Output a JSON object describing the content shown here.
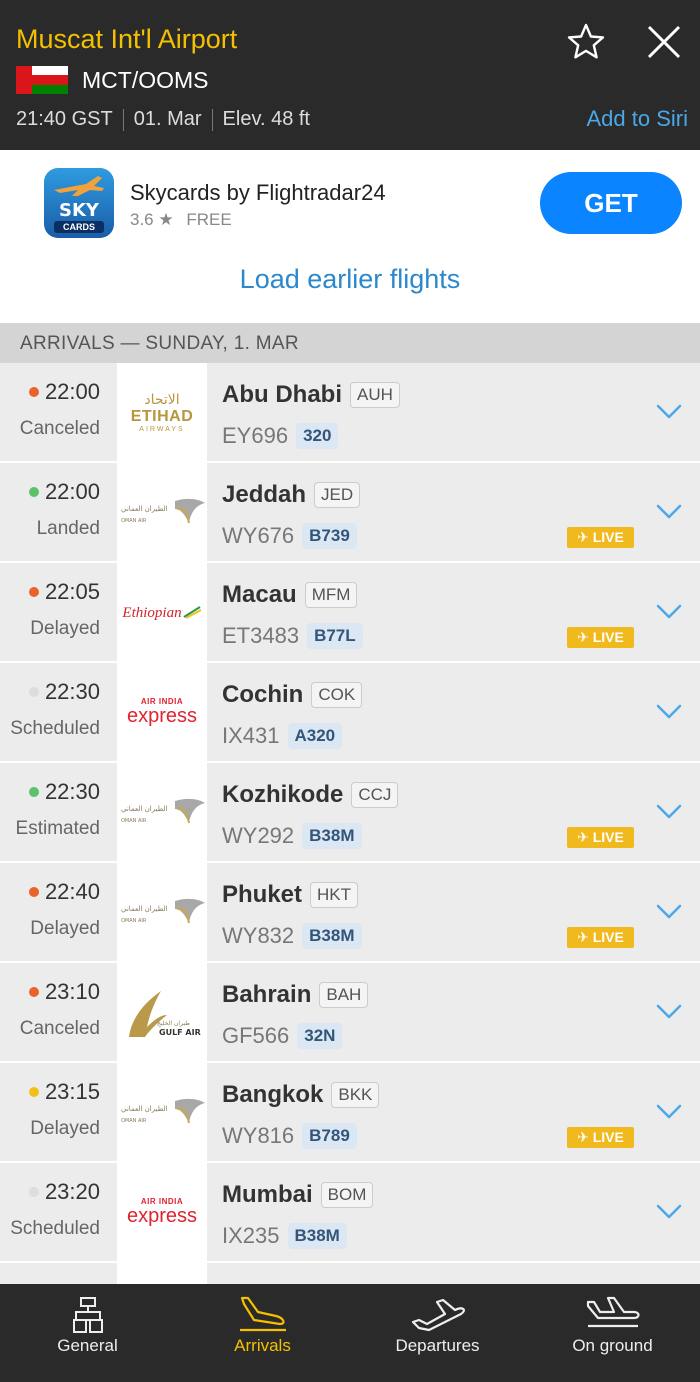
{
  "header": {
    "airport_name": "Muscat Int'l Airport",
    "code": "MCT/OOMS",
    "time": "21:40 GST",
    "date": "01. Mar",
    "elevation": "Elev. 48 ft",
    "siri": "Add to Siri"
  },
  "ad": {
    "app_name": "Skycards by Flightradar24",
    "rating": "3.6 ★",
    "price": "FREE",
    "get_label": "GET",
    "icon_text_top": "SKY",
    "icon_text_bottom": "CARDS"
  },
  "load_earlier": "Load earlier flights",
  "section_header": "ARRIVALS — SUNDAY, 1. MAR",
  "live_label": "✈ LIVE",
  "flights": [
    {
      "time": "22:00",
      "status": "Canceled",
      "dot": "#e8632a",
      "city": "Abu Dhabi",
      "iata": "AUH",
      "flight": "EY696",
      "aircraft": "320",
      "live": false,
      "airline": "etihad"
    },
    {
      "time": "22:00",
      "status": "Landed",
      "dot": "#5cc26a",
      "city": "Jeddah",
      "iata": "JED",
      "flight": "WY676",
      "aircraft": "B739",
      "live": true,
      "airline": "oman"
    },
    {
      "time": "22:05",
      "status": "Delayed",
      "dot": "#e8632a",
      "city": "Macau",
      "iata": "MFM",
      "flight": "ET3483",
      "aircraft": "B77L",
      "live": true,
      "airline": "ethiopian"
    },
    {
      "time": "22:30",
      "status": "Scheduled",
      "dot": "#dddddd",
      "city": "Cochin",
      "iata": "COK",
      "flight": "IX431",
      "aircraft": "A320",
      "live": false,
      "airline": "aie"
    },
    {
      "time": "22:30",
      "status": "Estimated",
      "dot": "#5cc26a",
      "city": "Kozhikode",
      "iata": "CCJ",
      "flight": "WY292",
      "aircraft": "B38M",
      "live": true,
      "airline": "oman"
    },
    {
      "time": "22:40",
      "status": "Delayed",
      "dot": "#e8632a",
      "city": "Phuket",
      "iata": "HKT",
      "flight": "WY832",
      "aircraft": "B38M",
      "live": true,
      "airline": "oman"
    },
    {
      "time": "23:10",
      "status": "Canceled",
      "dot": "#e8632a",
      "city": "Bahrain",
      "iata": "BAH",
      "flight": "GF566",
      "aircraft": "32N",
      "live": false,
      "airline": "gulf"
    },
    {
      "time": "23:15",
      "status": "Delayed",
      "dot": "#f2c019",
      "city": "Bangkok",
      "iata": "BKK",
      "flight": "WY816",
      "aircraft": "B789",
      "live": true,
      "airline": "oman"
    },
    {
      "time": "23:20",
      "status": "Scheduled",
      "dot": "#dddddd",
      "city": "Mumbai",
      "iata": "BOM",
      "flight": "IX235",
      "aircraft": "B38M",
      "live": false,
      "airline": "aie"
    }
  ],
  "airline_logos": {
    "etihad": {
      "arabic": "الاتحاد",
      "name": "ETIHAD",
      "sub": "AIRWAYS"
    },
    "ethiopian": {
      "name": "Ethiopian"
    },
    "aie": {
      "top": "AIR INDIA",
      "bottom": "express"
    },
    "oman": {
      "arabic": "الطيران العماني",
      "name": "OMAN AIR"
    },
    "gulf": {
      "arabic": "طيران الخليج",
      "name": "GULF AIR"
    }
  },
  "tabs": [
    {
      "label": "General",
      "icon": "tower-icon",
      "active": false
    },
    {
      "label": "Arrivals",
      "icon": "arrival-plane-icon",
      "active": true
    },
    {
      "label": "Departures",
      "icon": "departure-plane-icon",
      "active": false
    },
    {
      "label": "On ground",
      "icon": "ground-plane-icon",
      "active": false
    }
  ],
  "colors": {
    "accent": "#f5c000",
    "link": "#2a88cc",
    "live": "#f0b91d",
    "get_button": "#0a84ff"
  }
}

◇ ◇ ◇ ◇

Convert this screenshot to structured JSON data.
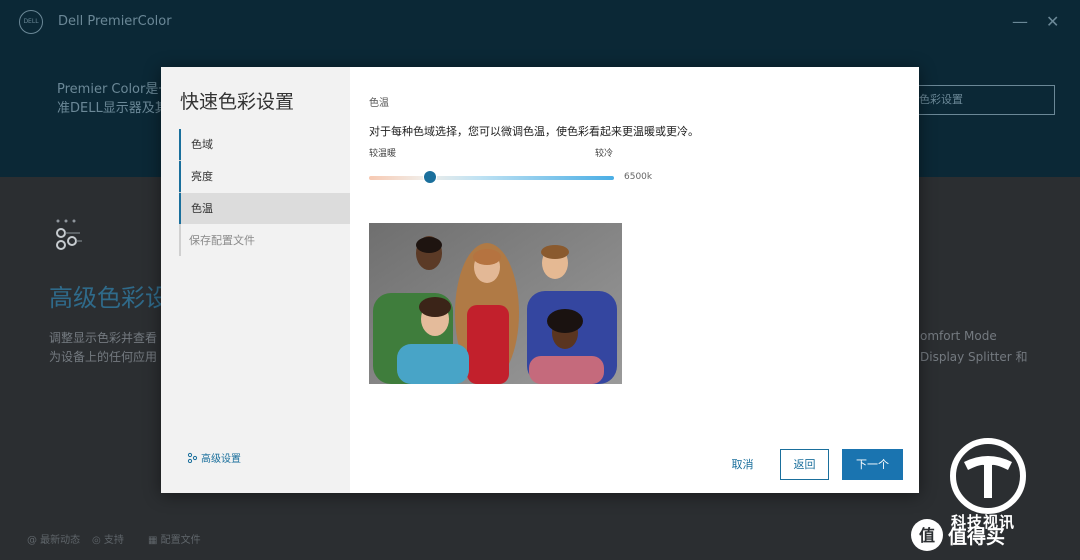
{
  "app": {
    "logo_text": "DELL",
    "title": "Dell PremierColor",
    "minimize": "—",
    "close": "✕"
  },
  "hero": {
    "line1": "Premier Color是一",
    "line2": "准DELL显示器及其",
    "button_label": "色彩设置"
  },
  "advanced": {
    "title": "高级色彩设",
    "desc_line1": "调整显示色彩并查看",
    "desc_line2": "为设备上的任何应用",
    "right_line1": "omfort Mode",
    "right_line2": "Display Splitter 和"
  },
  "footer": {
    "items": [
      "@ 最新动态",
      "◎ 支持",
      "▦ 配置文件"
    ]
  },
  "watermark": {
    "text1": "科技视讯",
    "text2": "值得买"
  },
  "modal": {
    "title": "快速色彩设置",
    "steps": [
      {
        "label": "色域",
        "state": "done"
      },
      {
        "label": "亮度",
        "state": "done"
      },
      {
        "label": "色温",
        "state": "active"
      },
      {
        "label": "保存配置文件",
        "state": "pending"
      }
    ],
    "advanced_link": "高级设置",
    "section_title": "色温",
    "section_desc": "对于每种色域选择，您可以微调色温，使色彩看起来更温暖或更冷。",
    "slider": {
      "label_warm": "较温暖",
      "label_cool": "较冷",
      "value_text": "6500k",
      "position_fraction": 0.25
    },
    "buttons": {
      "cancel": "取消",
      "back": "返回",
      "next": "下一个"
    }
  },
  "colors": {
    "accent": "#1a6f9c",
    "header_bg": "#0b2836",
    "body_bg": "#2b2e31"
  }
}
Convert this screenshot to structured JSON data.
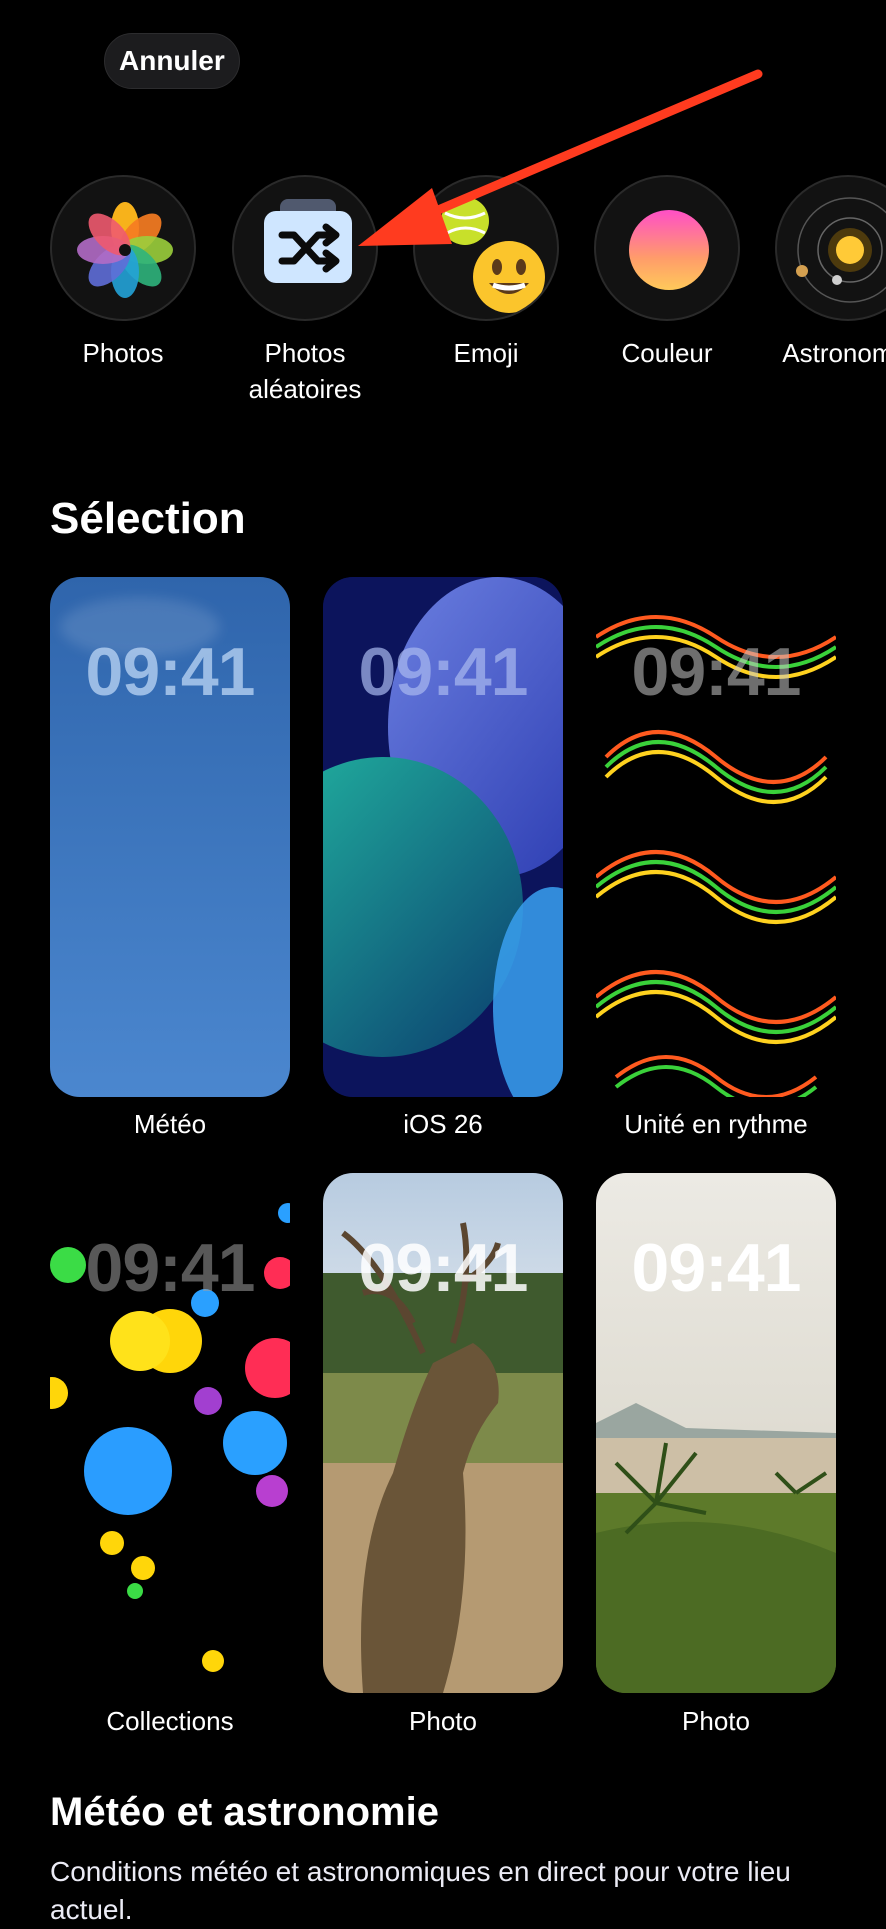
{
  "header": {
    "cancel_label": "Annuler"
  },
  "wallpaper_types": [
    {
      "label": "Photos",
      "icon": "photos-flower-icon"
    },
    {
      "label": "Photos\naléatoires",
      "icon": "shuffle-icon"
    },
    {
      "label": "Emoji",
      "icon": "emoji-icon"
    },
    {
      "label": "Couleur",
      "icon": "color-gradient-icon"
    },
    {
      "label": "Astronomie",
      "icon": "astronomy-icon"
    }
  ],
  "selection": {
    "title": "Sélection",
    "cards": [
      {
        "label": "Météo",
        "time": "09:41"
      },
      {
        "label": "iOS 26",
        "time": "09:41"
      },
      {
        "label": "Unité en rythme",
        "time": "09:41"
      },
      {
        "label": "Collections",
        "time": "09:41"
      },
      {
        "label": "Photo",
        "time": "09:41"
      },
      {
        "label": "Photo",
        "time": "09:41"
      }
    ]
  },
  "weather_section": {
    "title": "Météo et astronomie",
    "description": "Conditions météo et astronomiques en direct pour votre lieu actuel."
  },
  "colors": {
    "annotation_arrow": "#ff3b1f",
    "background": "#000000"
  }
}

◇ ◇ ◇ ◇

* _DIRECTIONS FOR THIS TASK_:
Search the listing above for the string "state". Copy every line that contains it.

* _TASK RESPONSE_:
        "state": "done"
        "state": "done"
        "state": "active"
        "state": "pending"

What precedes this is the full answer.